His music is with American Composers Alliance (BMI). Zupko’s catalog includes nearly 100 works, many of which employ electronic and digital media, as well as works for the theater. His composition awards, commissions, and honors include: * Fulbright Fellowship for study in Vienna, a Guggenheim Fellowship, American Academy and Institute of Arts and Letters award, Koussevitzky Foundation Commission for orchestral work, Kennedy-Friedheim Competition award for Piano Concerto, American Composers Alliance Recording Award, Berkshire Music Center Commission for orchestral work, National Endowment for the Arts - 3 composer grants, Gilmore International Piano Festival commission for piano work, Phi Mu Alpha Sinfonia commission for an opera, Fromm Foundation commission for orchestral work, ISCM Competition - works selected twice to represent the U.S. at International Festivals, Premio Citta di Trieste - Violin Concerto awarded 1st prize, and Meet the Composer - grant to present premier of chamber work “Solo Passages.” He was Distinguished Faculty Scholar at Western Michigan University 1983-84, a grantee of MENC-Ford Foundation - Composers in Public Schools Project.

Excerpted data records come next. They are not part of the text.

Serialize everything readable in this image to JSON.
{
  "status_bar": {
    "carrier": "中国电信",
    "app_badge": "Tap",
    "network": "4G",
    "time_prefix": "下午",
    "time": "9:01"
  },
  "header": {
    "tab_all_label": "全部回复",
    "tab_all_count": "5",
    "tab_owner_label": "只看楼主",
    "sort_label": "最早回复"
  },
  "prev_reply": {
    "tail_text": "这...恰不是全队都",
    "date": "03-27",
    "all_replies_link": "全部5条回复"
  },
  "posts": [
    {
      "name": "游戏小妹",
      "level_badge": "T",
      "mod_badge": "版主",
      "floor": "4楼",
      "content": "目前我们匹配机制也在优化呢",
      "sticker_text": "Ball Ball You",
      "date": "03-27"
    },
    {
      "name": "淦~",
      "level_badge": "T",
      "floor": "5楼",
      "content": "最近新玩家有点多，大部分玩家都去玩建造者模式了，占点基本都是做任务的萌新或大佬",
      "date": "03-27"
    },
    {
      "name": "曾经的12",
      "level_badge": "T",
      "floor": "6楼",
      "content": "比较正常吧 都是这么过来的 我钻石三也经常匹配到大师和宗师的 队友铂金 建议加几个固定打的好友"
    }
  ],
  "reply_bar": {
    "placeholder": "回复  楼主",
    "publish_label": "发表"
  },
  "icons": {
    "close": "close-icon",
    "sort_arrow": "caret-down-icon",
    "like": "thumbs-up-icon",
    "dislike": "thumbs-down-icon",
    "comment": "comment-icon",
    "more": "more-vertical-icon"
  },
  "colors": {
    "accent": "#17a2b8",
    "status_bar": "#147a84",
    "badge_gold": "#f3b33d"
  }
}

Zupko's compositions have been performed at New York's "Composer 's Forum,” Carnegie Recital Hall, Alice Tully Hall at Lincoln Center, Borden Hall, BAM, the Kennedy Center in Washington, D.C., and at various festivals and college campuses throughout the U. S. and Europe.
His orchestral works have been performed by the Detroit, St. Louis, Indianapolis, Kalamazoo, Curtis Institute, Tanglewood Festival, National Orchestral Association, Grand Rapids, Brooklyn Philharmonic, and American Composers orchestras.
He passed away October 22, 2019 in Chicago.